He said offering such support should be the commitment of all churches that believed in the creative order and beauty of God.
In an address read on his behalf at the opening of the Fourth African Forum on Religion and Government (AFREG), at Elmina in the Central Region last Tuesday, the President said: “The Bible has charged us to keep and till the land and to preserve it for future generations.”
The four-day forum, held on the theme: “Africans rising together-Reconciliation and reconstruction,” was to promote deep spirituality among African leaders that is God-centred and relevant to the African context and promote a moral vision for Africa based on deeply personalised, agreed-upon moral values.
President Akufo-Addo said the continent owed it a sacred duty to protect and preserve the environment, stressing that the environment must be protected at all costs.
He said the diverse background of the church’s members served as a unifying factor necessary for nation building and regional integration.
“What the government wants from the church is for it to emphasise and teach its huge following, more committedly, the relevance and practice of good governance, integrity, hard work, excellence and cleanliness.”
On education, President Akufo-Addo said the government’s commitment was to reduce illiteracy and possibly eradicate it by making it possible to educate every child through the Free Senior High School (SHS) policy.
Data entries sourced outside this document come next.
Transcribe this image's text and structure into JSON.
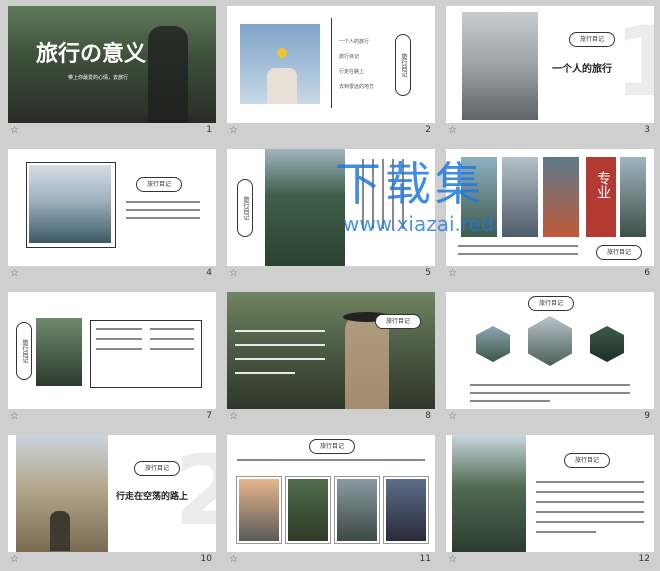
{
  "slides": [
    {
      "num": "1",
      "title": "旅行の意义",
      "subtitle": "带上你最爱的心情，去旅行"
    },
    {
      "num": "2",
      "menu": [
        "一个人的旅行",
        "旅行目记",
        "行走在路上",
        "去到很远的地方"
      ],
      "circ": "旅行目记"
    },
    {
      "num": "3",
      "heading": "旅行目记",
      "title": "一个人的旅行",
      "big": "1"
    },
    {
      "num": "4",
      "heading": "旅行目记"
    },
    {
      "num": "5",
      "circ": "旅行目记"
    },
    {
      "num": "6",
      "stamp": "专业",
      "heading": "旅行目记"
    },
    {
      "num": "7",
      "circ": "旅行目记"
    },
    {
      "num": "8",
      "heading": "旅行目记"
    },
    {
      "num": "9",
      "heading": "旅行目记"
    },
    {
      "num": "10",
      "heading": "旅行目记",
      "title": "行走在空荡的路上",
      "big": "2"
    },
    {
      "num": "11",
      "heading": "旅行目记"
    },
    {
      "num": "12",
      "heading": "旅行目记"
    }
  ],
  "watermark": {
    "line1": "下载集",
    "line2": "www.xiazai.red"
  },
  "star": "☆"
}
“We are determined to continue through judicious use of state resources.
Maybe other African countries may follow our example to ensure that the African child receives better education to increase knowledge on the continent. Africa must not perish for lack of knowledge,” the President added.
President Akufo-Addo underscored the need for African leaders to rise tall through science and technological education of the younger generation and for the continent to be liberated through hard work and determination.
“Our younger people are desperately looking for jobs and we must not fail them. We need to direct our attention through proper education that provides them with skills for entrepreneurship,” he said.
Diversity of opinion
For his part, Mr Paul Yaw Boateng, a Member of the House of Lords in the British Parliament, called on African leaders to embrace the diversity of opinion, adding that “we don’t need to feel ashamed about our diversity of opinion”.
He described racism as a sin, saying: “Bigotry, prejudice of one racial or tribal group over the other is a sin.”
He bemoaned the current practice of child trafficking and underscored the need to prevent such practices.
The Founder, President of Operation Africa, a radio programme in French in the Democratic Republic of Congo, Rev. Dr Emmanuel Tshilenga, said African leaders could only progress when they realised that they were part of society.